### TASK GOAL
Whenever a line below holds the word "screenshot", count it; please give only the final number.

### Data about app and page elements
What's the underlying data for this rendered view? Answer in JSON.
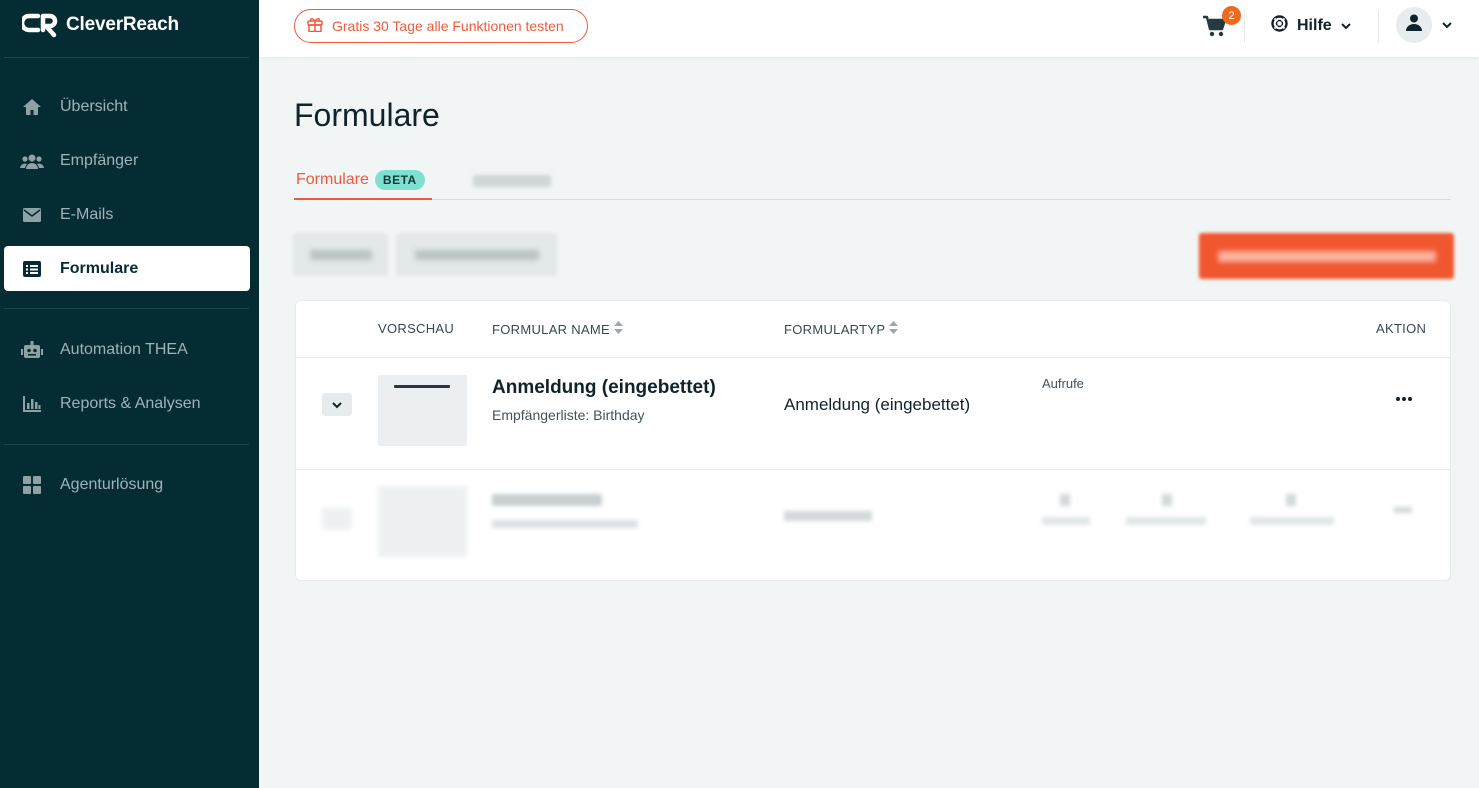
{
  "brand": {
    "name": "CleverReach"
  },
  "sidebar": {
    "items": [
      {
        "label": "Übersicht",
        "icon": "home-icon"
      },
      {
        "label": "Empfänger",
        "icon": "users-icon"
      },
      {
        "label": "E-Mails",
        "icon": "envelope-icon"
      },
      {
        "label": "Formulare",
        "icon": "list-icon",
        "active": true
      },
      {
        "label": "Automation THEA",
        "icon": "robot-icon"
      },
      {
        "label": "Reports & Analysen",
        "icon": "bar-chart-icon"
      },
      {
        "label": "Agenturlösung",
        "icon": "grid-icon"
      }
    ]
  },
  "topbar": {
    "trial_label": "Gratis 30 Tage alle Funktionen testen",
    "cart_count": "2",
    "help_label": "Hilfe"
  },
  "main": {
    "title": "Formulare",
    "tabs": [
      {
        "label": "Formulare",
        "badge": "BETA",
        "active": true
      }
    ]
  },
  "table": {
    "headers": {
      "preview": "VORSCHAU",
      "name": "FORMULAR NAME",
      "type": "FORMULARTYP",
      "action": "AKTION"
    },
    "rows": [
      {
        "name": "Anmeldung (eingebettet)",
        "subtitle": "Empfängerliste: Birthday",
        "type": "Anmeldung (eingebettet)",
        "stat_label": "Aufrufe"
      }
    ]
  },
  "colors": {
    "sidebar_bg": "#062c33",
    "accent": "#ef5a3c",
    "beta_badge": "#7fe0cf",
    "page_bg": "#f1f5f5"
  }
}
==
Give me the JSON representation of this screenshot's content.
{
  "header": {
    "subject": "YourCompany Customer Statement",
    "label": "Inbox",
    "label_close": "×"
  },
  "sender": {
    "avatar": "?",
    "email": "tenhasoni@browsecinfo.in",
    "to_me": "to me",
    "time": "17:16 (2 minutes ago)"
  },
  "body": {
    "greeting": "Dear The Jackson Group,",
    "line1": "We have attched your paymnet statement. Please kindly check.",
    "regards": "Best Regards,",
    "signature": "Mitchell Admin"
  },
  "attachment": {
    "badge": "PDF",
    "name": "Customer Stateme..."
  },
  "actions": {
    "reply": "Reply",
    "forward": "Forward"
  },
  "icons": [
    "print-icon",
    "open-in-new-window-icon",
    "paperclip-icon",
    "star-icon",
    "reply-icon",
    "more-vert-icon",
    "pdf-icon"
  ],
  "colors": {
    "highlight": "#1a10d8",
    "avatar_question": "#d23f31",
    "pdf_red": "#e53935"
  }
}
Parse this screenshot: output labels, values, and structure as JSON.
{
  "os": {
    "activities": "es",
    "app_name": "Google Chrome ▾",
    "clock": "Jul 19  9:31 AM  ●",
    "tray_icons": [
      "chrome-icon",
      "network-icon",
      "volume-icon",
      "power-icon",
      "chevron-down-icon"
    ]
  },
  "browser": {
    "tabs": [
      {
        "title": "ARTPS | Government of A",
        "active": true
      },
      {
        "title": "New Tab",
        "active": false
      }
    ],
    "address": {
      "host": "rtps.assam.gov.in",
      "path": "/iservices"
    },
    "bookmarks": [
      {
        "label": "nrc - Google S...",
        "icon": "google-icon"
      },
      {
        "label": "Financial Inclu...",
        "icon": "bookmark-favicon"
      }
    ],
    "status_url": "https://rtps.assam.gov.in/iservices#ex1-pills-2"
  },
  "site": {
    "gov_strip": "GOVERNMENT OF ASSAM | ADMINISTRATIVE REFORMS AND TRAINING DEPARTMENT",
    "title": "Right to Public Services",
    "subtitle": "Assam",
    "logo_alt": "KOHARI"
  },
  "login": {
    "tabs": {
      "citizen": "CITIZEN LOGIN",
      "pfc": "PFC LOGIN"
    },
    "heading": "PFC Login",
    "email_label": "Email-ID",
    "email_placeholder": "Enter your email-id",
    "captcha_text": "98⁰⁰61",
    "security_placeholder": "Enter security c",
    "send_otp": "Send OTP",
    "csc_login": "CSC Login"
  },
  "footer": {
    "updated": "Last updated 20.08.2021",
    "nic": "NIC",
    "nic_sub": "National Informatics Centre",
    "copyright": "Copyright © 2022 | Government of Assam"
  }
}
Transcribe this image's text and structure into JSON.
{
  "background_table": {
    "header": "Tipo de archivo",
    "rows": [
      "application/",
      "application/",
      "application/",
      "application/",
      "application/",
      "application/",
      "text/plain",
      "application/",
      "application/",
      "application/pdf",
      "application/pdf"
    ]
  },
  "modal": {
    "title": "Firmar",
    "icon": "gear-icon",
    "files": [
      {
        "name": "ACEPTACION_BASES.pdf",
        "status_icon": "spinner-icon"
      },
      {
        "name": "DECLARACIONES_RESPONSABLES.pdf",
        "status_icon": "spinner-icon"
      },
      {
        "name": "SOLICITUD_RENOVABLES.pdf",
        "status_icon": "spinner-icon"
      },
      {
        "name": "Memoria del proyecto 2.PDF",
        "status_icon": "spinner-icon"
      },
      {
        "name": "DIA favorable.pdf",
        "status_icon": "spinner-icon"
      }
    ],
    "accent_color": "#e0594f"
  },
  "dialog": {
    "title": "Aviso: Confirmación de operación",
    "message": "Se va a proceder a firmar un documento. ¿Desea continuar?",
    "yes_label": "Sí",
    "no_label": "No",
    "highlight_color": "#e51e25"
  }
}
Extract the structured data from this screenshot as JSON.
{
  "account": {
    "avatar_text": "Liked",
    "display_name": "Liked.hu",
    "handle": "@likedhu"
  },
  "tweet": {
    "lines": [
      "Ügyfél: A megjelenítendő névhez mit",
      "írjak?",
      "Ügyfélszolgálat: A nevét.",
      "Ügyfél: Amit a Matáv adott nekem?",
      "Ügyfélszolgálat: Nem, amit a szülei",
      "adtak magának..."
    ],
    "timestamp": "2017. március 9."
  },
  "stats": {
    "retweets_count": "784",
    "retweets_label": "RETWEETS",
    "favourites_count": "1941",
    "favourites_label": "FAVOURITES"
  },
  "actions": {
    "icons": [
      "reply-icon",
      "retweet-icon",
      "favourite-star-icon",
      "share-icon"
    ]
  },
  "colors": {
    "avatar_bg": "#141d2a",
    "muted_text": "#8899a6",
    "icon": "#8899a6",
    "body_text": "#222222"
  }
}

### RESPONSE AREA
3